Palm sugar is made from the sap of palm trees and is an unrefined sugar that contains minerals and vitamins. It’s less sweet than table sugar, but it has a unique flavor.

Date Sugar 

Date sugar is made from the dried fruit of dates and is a natural, unrefined sugar that contains minerals and vitamins. It’s low in fructose and is slow to absorb, making it a good choice for those with diabetes.

Health Benefits of Natural Sugars  

When consumed in moderation, some natural sugars offer health benefits and can be part of a healthy diet.
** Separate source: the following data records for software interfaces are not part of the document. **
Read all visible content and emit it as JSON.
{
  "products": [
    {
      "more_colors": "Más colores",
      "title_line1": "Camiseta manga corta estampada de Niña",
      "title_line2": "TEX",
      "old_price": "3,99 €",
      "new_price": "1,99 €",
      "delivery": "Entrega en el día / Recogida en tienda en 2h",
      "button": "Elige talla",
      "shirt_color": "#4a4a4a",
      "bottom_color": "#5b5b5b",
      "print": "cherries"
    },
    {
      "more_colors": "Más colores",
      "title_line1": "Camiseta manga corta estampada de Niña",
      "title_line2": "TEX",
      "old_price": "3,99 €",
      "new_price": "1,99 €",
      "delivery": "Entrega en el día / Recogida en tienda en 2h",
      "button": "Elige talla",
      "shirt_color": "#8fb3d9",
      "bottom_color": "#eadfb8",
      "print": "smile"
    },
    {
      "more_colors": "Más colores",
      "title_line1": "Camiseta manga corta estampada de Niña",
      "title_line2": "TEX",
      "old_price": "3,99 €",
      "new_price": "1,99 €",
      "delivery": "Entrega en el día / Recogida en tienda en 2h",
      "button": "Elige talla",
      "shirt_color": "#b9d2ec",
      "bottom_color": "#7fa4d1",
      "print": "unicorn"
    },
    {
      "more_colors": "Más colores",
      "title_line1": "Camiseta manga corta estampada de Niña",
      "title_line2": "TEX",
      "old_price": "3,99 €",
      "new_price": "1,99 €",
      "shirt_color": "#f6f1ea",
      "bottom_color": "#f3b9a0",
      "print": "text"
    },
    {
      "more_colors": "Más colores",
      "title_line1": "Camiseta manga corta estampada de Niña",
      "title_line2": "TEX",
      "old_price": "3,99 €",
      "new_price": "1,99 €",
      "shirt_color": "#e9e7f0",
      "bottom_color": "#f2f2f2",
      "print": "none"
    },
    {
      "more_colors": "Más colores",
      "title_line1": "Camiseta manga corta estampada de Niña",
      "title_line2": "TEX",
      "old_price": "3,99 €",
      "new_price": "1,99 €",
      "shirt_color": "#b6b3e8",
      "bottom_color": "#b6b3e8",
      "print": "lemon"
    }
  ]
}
Honey, maple syrup, and date sugar are all examples of natural sugars with health benefits.

• Honey contains antioxidants that can help reduce inflammation and can boost the immune system.
• Maple syrup is a good source of manganese, which is essential for bone and brain health.
• Date sugar is high in fiber and can help reduce cholesterol and improve blood sugar levels.

Healthy Sweetener Alternatives  

If you’re trying to reduce your sugar intake, there are some healthy alternatives that can be used as sweeteners.

• Stevia is a plant-based sweetener that is low in calories and contains no sugar.
• Xylitol is a sugar alcohol derived from fruits and vegetables that’s lower on the glycemic index than sugar.
• Dates are high in natural sugar and have a rich, sweet flavor.
• Bananas are another good source of natural sugar, as well as a good source of vitamins and minerals.

When To Use Different Types Of Sugar  

Different types of sugar can be used in different ways, depending on the desired outcome.

• Table sugar is great for baking desserts, as it has a neutral flavor and dissolves easily.
• Brown sugar can be used in baking, as it adds moisture and flavor.
• Agave nectar is a good alternative to table sugar for those who are counting calories and for diabetics.
• Coconut sugar is a good substitute for brown sugar, as it has a similar flavor but is lower on the glycemic index.
• Honey is a good substitute for sugar in baking, and can also be added to tea or coffee.
• Maple syrup and molasses are great for baking and adding flavor to sauces.
• Palm sugar is a delicious alternative to table sugar and can also be added to tea or coffee.
• Date sugar is a good alternative to regular sugar when baking and can also be used in smoothies.

Now that you understand the different types of sugar, their chemical composition, and you know when and how to use them, you’ll be able to make the best choice when creating a recipe. Sugar is an important part of cooking and baking, and now that you know the basics, you’ll be able to make informed decisions about what type of sugar to use in your recipes.